small cracks and other defects in the metal, and any previous repairs
done. A gentle prod with a sharp point will reveal stones that are
already loose and need tightening. Quote for the work you think ought
to be done regardless of what is asked for. Note the existing defects
and photograph them if necessary. Communicate and await confirmation
from your customer.

Be open to negotiation and plan for your customer to be fully aware
and completely happy.

Alastair


#14
"Back to Factory Specs" Remove scratches, round out ring, check
stones for tightness, tighten ones that are loose, guarantee most
stones we check, refinish the ring like new: Starts at $35.00. 

As a customer, I’d go for the “back to factory specs” option every
time!

Helen
UK


#15
How can I convince them to tell the customer that this (stones
falling out in cleaning & a charge for replacing them) might
happen?  

Just a pertinent quote. We come from another angle - a trade shop,
not a retailer. We have one client who’s big on what most call “micro
pave” though not all of it is strictly that, but near enough. I told
them that there would have to be times that we would charge them for
stones, and they said Ok, fine. Just about every job loses a stone in
sizing, polishing and/or cleaning, or they just come loose. If we
lose a one pointer we’ll look for it for a few minutes and then just
replace it and charge for it (like ten bucks, stone and set).
Eventually we find them in the sweeps. It’s not OUR fault, we don’t
pay for that - if it IS our fault we comp it. It’s not optional, we
don’t work for free. Customer rings are the same - they came in
loose, they pay us to tighten them. Usually it’s not a lot of money
so people don’t squawk too much.


#16

You touch it, you own it. This is Universal Customer Imposed Rule
Number One in the business of jewelry repair. Embrace it or hate it,
it is what it is.

Wholesale clients tend to be a little more understanding, but the
bare-bones truth is that it is your responsibility to inspect every
single piece and discuss any potential problems, their repair and
costs with the customer before doing anything more radical than
holding and looking at it.

Alastair was pretty much spot on. The only thing I might add to his
post is that when you give an estimate for working on a real can of
worms, make sure that the estimate you give will be high enough so
that you’re going to be OK with it if the customer says yes. Really
think about it before you give what you may think off the top of your
head is a high enough price to scare them off. They just might call
your bluff and tell you to go ahead. I’ve been burned by that one
many more times than I care to admit.

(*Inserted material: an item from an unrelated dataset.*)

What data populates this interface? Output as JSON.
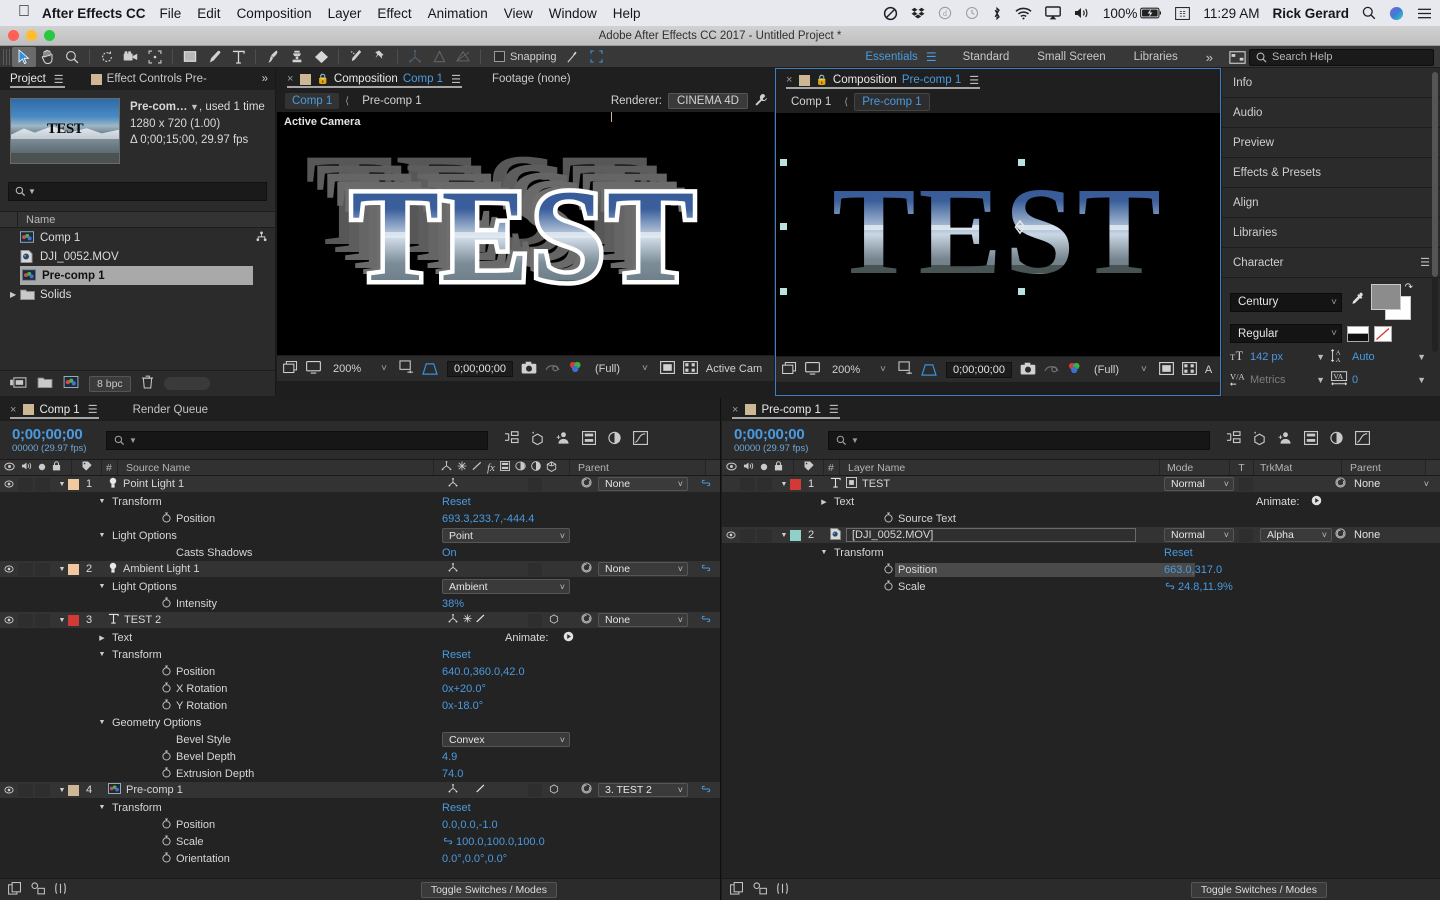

Which leads us to Rule Number Two. Very few customers will ever give
you a second chance to hit them with a final price over your
estimate, or worse, charge them without giving them an estimate
first. That is a sure way to anger someone. Think how you might feel
if an auto mechanic calls to tell you your car is ready and when you
get to the counter, he hands you a bill for $100 for a new battery
and installation and an estimate for the new alternator you’re going
to need (or they won’t warrantee the battery), after you brought it
in for an oil change and “Free 20 Point Inspection”.

There is a simple way around these rules. All you have to do is have
a marketing strategy that is so good that you don’t need to worry
about repeat customers or word-of-mouth referrals. Lots of companies
seem to be able to make a lot of money doing that, so I wouldn’t even
think of arguing that it isn’t an option.

Dave Phelps